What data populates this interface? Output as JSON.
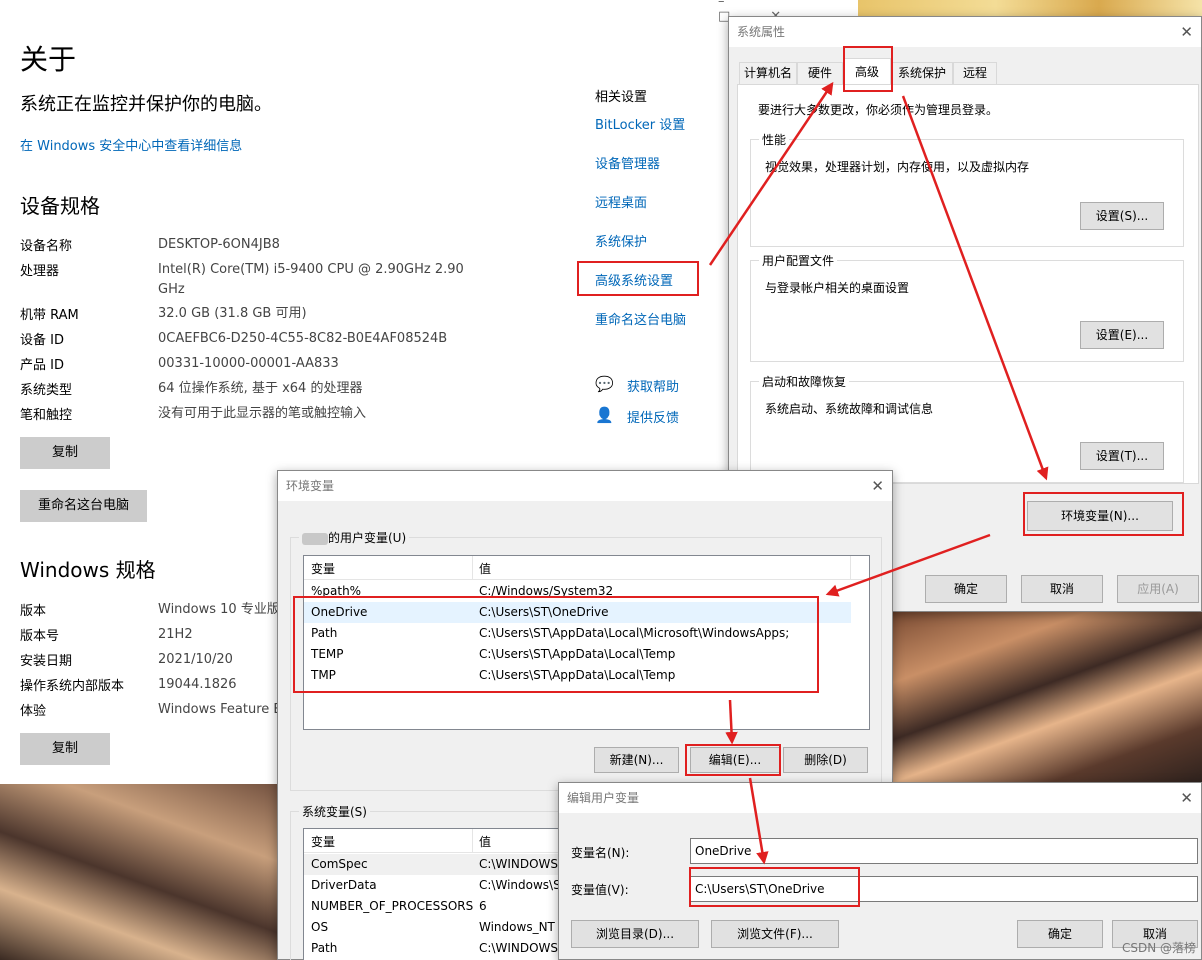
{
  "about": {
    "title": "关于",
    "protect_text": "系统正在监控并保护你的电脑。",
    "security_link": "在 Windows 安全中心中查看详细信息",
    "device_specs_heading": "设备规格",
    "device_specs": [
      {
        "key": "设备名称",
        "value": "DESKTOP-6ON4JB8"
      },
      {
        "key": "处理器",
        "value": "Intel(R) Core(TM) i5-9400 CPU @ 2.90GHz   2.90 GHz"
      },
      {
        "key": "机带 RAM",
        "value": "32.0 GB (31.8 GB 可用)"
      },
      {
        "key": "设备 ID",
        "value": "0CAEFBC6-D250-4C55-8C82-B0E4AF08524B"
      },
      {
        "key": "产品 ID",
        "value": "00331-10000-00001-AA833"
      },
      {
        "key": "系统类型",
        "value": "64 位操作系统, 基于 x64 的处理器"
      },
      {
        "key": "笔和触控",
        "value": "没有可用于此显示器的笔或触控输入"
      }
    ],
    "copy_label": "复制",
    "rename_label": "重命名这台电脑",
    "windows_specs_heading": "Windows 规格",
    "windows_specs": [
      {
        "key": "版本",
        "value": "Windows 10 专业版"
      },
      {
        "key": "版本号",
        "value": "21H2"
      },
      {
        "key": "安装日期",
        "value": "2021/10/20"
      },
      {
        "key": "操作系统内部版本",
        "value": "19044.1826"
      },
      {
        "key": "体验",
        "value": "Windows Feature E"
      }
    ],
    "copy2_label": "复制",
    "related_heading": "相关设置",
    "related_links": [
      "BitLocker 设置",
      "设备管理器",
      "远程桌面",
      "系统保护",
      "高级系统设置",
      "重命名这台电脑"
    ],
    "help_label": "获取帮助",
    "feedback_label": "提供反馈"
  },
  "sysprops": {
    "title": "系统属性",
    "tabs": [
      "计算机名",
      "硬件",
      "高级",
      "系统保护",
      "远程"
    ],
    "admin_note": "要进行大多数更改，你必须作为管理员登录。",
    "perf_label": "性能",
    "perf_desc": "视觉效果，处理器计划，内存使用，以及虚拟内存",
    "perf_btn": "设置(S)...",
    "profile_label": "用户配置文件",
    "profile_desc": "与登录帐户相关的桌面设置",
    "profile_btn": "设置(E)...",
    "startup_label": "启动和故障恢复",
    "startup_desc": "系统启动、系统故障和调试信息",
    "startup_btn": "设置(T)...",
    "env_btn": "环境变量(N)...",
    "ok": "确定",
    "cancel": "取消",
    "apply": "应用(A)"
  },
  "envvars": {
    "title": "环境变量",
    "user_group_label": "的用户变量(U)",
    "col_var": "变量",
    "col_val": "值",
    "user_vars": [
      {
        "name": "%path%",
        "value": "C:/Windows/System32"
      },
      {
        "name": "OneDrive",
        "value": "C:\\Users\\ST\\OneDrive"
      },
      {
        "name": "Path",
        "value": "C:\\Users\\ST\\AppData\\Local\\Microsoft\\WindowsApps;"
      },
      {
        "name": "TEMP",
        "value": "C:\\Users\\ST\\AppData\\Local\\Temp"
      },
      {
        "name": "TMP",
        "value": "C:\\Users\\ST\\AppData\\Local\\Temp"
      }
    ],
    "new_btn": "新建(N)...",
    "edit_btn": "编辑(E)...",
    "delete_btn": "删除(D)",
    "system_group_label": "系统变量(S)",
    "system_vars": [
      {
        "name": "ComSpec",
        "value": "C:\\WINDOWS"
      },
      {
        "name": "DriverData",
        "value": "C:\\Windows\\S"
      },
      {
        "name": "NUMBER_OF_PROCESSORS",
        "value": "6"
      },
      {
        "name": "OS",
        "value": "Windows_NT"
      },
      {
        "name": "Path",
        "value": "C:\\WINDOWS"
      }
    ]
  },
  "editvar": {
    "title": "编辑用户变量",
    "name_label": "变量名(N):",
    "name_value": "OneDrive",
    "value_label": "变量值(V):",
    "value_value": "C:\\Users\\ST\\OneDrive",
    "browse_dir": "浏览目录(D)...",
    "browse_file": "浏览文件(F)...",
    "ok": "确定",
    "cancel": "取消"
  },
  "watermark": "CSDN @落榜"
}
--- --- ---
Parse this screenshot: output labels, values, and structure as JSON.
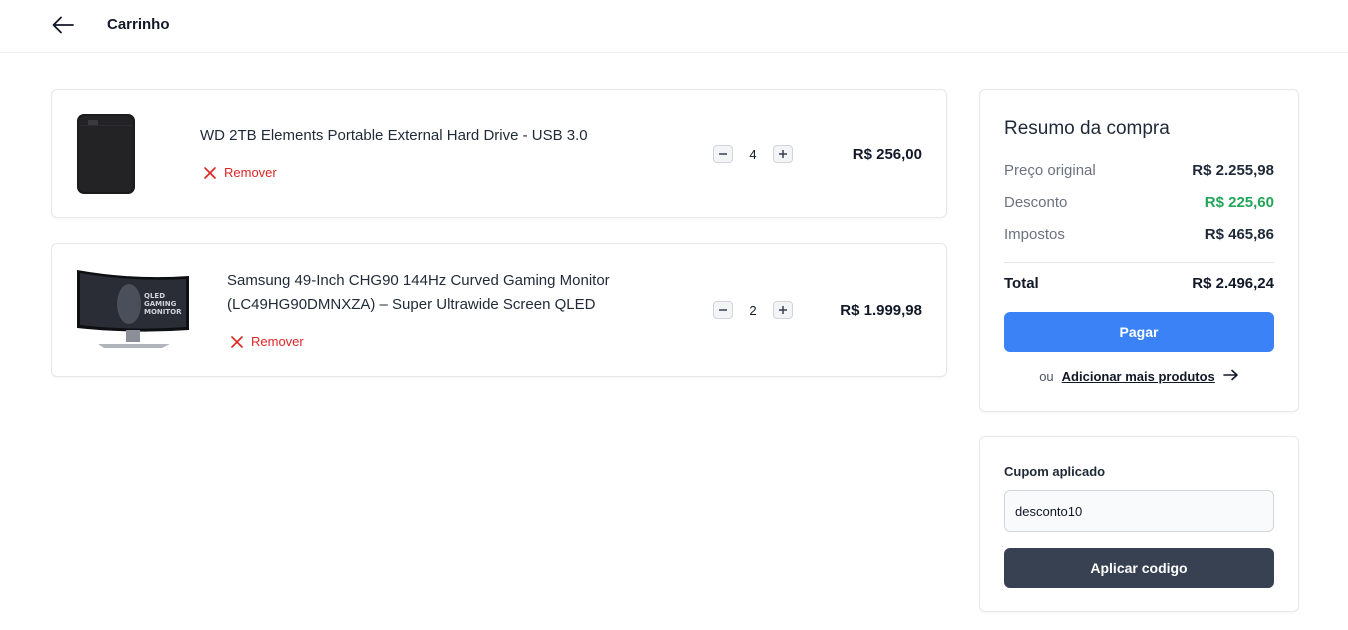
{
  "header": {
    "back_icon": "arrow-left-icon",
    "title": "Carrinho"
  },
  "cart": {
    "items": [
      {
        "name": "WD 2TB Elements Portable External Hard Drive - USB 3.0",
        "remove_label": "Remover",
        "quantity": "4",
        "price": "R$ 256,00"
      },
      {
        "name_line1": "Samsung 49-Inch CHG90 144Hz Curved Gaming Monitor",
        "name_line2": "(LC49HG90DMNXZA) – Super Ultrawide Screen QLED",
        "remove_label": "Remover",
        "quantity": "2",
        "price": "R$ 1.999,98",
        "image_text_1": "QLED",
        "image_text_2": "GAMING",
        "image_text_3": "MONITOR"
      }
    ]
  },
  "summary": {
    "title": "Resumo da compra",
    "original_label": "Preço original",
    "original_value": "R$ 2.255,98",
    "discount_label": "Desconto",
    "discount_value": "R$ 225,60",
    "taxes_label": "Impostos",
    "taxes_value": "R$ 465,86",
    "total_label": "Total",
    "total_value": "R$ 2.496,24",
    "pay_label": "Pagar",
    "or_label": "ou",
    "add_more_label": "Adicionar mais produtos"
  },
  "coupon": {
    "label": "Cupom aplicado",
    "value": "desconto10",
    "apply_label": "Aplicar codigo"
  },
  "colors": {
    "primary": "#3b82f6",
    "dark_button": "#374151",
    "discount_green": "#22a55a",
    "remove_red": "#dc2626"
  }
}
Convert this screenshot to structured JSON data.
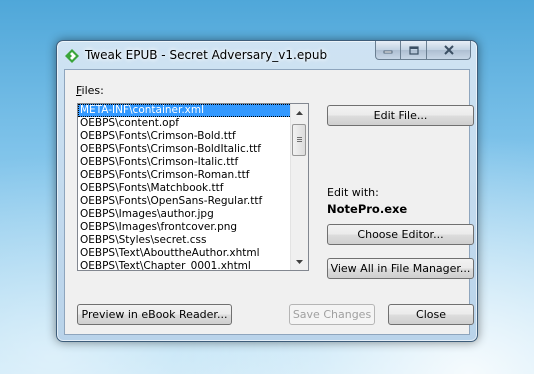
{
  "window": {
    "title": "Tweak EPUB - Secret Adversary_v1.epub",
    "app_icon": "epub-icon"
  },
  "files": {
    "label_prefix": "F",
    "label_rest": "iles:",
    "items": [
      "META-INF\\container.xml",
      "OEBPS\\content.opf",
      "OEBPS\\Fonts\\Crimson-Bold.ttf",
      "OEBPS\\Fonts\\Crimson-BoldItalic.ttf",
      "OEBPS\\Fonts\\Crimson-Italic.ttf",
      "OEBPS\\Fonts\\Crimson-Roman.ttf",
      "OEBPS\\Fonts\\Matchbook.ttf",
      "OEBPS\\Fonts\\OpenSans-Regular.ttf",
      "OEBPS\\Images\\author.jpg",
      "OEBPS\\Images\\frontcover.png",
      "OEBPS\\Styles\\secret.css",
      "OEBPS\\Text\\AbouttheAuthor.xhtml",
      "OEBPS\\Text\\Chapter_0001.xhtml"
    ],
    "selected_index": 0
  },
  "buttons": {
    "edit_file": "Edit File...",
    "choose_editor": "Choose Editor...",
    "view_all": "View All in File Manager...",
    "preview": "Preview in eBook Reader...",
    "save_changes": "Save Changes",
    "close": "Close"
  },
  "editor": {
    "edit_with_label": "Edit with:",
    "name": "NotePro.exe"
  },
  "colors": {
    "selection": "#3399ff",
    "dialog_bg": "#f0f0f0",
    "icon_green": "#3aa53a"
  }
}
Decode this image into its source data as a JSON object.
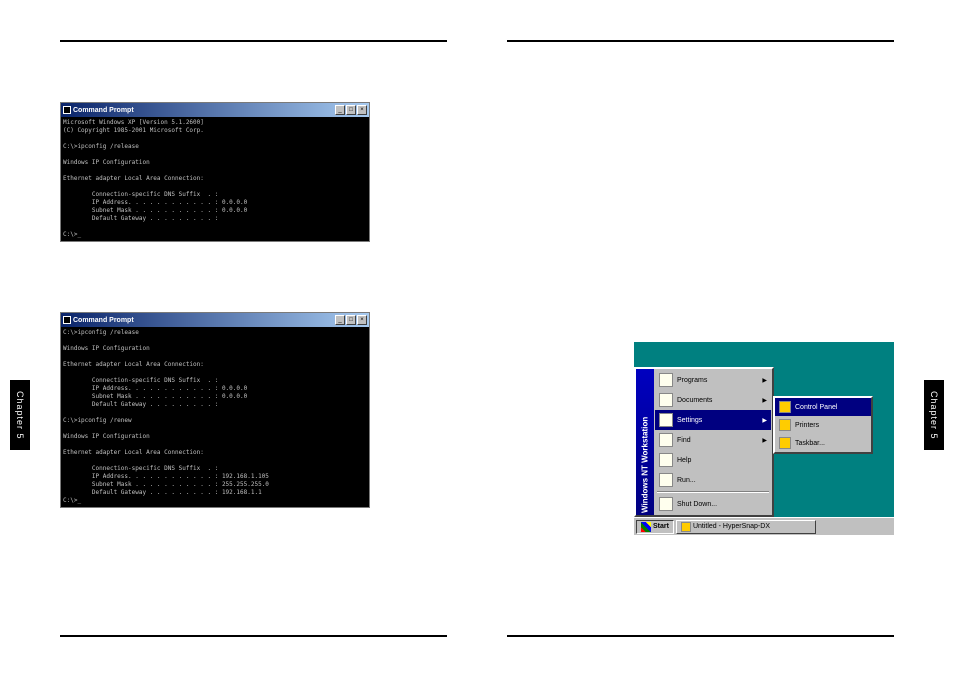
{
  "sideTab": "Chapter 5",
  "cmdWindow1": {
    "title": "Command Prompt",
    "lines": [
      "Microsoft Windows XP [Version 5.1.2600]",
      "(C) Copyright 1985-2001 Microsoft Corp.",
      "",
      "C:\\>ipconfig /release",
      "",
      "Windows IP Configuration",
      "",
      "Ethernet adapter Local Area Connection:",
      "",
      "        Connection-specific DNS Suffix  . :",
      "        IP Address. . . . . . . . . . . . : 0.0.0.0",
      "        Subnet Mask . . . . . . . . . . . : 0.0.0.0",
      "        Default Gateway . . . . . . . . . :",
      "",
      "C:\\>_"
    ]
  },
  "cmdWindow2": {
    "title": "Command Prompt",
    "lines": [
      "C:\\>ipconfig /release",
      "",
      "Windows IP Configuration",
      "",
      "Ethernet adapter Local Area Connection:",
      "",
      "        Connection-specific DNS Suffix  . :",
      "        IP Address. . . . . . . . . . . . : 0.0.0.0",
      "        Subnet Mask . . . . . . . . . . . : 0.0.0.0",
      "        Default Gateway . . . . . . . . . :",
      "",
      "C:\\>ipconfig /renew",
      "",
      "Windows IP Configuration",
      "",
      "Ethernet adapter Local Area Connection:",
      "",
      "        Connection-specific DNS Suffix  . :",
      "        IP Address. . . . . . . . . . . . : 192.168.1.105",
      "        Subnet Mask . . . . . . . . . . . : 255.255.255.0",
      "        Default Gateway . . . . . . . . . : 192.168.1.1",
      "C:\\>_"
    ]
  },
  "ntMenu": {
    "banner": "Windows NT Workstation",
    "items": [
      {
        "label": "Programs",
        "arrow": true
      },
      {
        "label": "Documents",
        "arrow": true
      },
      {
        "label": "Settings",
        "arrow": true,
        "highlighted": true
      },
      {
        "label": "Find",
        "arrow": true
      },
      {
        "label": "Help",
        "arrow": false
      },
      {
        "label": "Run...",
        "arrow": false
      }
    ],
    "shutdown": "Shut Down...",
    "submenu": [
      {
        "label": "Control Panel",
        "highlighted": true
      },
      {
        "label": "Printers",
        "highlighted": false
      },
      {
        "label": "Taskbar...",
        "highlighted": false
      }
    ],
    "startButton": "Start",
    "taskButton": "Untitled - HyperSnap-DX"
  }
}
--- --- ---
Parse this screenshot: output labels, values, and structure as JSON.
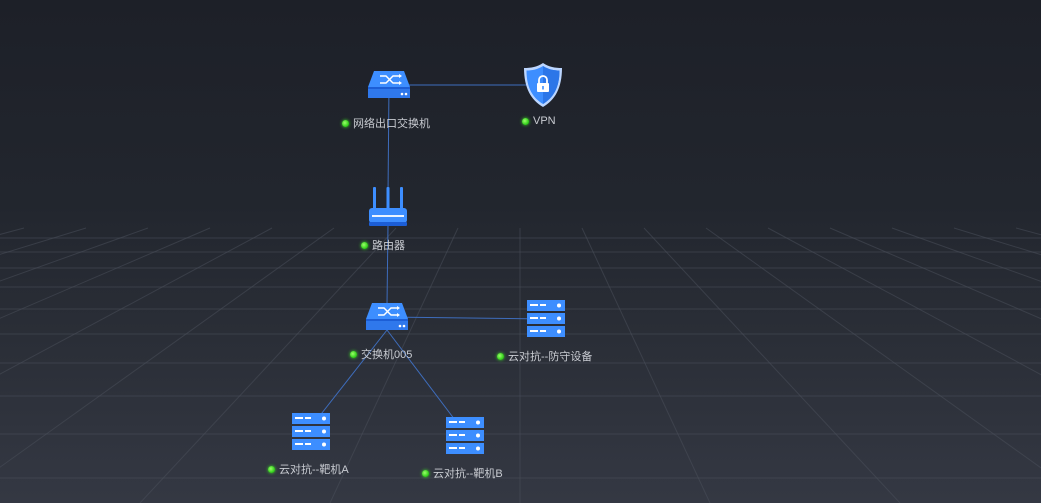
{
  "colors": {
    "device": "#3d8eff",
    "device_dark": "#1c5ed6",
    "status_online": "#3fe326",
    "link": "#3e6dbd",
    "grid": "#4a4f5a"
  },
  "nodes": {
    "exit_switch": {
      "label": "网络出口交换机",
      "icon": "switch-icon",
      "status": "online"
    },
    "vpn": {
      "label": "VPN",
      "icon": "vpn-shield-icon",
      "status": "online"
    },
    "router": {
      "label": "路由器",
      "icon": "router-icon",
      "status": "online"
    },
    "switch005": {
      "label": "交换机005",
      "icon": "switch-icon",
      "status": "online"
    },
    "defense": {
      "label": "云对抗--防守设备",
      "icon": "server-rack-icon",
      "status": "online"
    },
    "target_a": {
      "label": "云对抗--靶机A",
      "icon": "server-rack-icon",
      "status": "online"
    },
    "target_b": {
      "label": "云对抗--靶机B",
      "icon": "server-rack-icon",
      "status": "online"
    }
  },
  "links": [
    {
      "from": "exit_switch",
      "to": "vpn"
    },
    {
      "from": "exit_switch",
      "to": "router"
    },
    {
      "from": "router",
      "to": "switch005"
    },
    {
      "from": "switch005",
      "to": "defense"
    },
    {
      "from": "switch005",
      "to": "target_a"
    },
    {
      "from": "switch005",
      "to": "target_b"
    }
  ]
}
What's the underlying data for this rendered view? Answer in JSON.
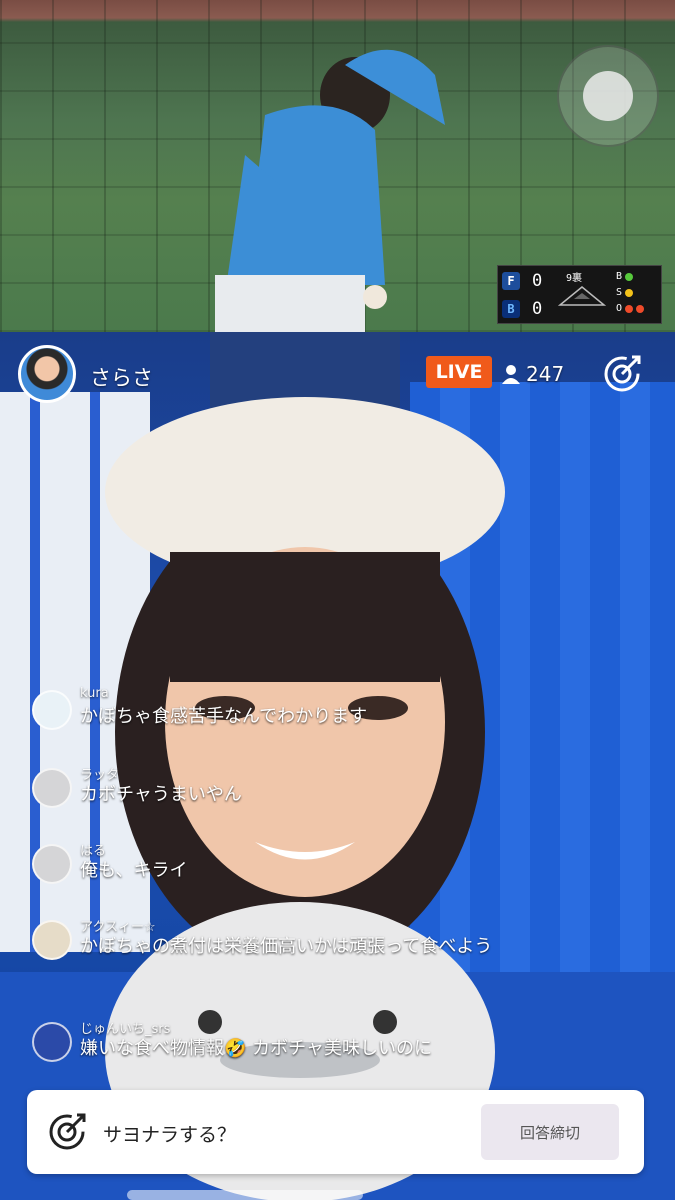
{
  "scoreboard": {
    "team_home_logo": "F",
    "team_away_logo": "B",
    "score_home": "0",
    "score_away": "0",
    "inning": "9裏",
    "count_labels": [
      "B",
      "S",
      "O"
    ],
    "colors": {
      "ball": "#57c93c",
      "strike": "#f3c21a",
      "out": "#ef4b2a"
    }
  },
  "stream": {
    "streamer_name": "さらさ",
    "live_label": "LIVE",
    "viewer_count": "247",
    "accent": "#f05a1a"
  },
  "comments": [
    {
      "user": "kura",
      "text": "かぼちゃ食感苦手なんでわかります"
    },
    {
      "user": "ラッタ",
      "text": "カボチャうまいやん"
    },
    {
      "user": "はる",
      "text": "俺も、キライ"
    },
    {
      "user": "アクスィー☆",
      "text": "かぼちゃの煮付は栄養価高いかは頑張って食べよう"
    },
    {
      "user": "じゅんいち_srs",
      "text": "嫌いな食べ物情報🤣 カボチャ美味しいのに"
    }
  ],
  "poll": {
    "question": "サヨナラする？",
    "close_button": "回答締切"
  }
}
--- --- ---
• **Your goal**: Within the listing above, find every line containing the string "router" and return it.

• **Written response**:
    "router": {
      "icon": "router-icon",
      "to": "router"
      "from": "router",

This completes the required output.